:: EXERCISE AIM ::
Pictures stay out. Everything else in the listing below gets written out exactly.

====

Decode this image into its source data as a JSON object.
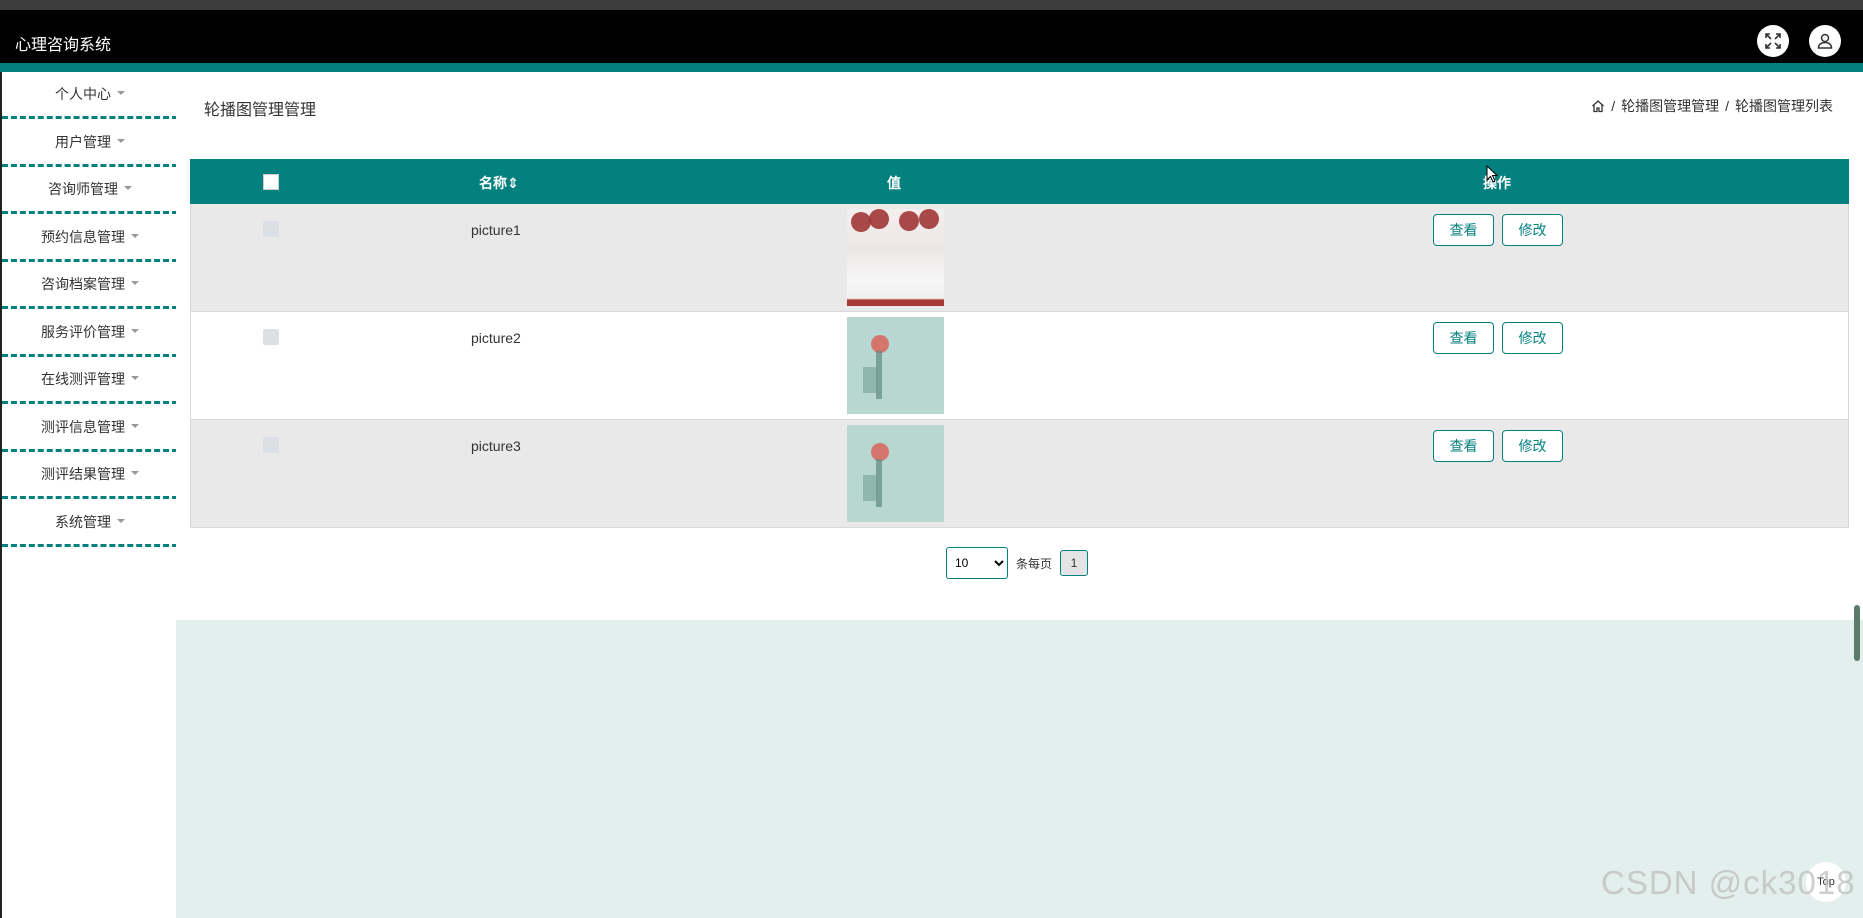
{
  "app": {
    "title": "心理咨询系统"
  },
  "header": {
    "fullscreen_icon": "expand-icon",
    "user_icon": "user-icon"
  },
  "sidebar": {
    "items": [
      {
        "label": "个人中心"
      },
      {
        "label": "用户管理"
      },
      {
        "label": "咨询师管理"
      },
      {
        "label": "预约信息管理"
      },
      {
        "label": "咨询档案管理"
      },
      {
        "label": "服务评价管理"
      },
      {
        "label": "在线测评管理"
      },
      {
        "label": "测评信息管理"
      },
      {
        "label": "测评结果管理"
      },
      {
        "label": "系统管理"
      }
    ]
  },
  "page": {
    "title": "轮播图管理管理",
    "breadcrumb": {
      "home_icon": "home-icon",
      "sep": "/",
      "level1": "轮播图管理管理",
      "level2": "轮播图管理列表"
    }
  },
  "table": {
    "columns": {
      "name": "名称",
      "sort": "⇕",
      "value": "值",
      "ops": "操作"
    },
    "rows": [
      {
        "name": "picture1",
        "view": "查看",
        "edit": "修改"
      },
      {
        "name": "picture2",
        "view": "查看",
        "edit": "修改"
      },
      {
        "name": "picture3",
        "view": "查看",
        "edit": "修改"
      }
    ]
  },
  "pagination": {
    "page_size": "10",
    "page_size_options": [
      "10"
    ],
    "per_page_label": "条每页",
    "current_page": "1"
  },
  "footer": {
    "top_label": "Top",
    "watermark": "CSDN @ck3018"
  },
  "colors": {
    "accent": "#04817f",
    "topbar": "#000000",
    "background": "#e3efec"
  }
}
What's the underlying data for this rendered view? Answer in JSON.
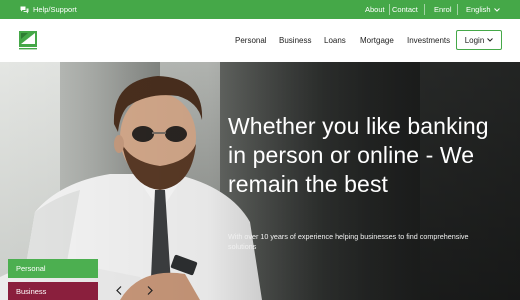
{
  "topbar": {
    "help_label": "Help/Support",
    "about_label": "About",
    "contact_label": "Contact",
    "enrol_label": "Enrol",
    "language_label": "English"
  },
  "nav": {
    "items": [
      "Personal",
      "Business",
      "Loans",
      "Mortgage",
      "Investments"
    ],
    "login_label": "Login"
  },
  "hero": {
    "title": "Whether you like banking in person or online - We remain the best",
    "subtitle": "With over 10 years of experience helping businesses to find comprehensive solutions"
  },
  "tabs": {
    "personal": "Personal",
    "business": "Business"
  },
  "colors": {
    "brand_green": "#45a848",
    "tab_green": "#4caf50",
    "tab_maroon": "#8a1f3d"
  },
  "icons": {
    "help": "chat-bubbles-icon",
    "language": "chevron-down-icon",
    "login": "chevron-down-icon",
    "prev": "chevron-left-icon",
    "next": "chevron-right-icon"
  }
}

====

:: COMPLETED EXERCISE ::
Decode this image into its source data as a JSON object.
{
  "app": {
    "title": "心理咨询系统"
  },
  "header": {
    "fullscreen_icon": "expand-icon",
    "user_icon": "user-icon"
  },
  "sidebar": {
    "items": [
      {
        "label": "个人中心"
      },
      {
        "label": "用户管理"
      },
      {
        "label": "咨询师管理"
      },
      {
        "label": "预约信息管理"
      },
      {
        "label": "咨询档案管理"
      },
      {
        "label": "服务评价管理"
      },
      {
        "label": "在线测评管理"
      },
      {
        "label": "测评信息管理"
      },
      {
        "label": "测评结果管理"
      },
      {
        "label": "系统管理"
      }
    ]
  },
  "page": {
    "title": "轮播图管理管理",
    "breadcrumb": {
      "home_icon": "home-icon",
      "sep": "/",
      "level1": "轮播图管理管理",
      "level2": "轮播图管理列表"
    }
  },
  "table": {
    "columns": {
      "name": "名称",
      "sort": "⇕",
      "value": "值",
      "ops": "操作"
    },
    "rows": [
      {
        "name": "picture1",
        "view": "查看",
        "edit": "修改"
      },
      {
        "name": "picture2",
        "view": "查看",
        "edit": "修改"
      },
      {
        "name": "picture3",
        "view": "查看",
        "edit": "修改"
      }
    ]
  },
  "pagination": {
    "page_size": "10",
    "page_size_options": [
      "10"
    ],
    "per_page_label": "条每页",
    "current_page": "1"
  },
  "footer": {
    "top_label": "Top",
    "watermark": "CSDN @ck3018"
  },
  "colors": {
    "accent": "#04817f",
    "topbar": "#000000",
    "background": "#e3efec"
  }
}
What's the underlying data for this rendered view? Answer in JSON.
{
  "topbar": {
    "help_label": "Help/Support",
    "about_label": "About",
    "contact_label": "Contact",
    "enrol_label": "Enrol",
    "language_label": "English"
  },
  "nav": {
    "items": [
      "Personal",
      "Business",
      "Loans",
      "Mortgage",
      "Investments"
    ],
    "login_label": "Login"
  },
  "hero": {
    "title": "Whether you like banking in person or online - We remain the best",
    "subtitle": "With over 10 years of experience helping businesses to find comprehensive solutions"
  },
  "tabs": {
    "personal": "Personal",
    "business": "Business"
  },
  "colors": {
    "brand_green": "#45a848",
    "tab_green": "#4caf50",
    "tab_maroon": "#8a1f3d"
  },
  "icons": {
    "help": "chat-bubbles-icon",
    "language": "chevron-down-icon",
    "login": "chevron-down-icon",
    "prev": "chevron-left-icon",
    "next": "chevron-right-icon"
  }
}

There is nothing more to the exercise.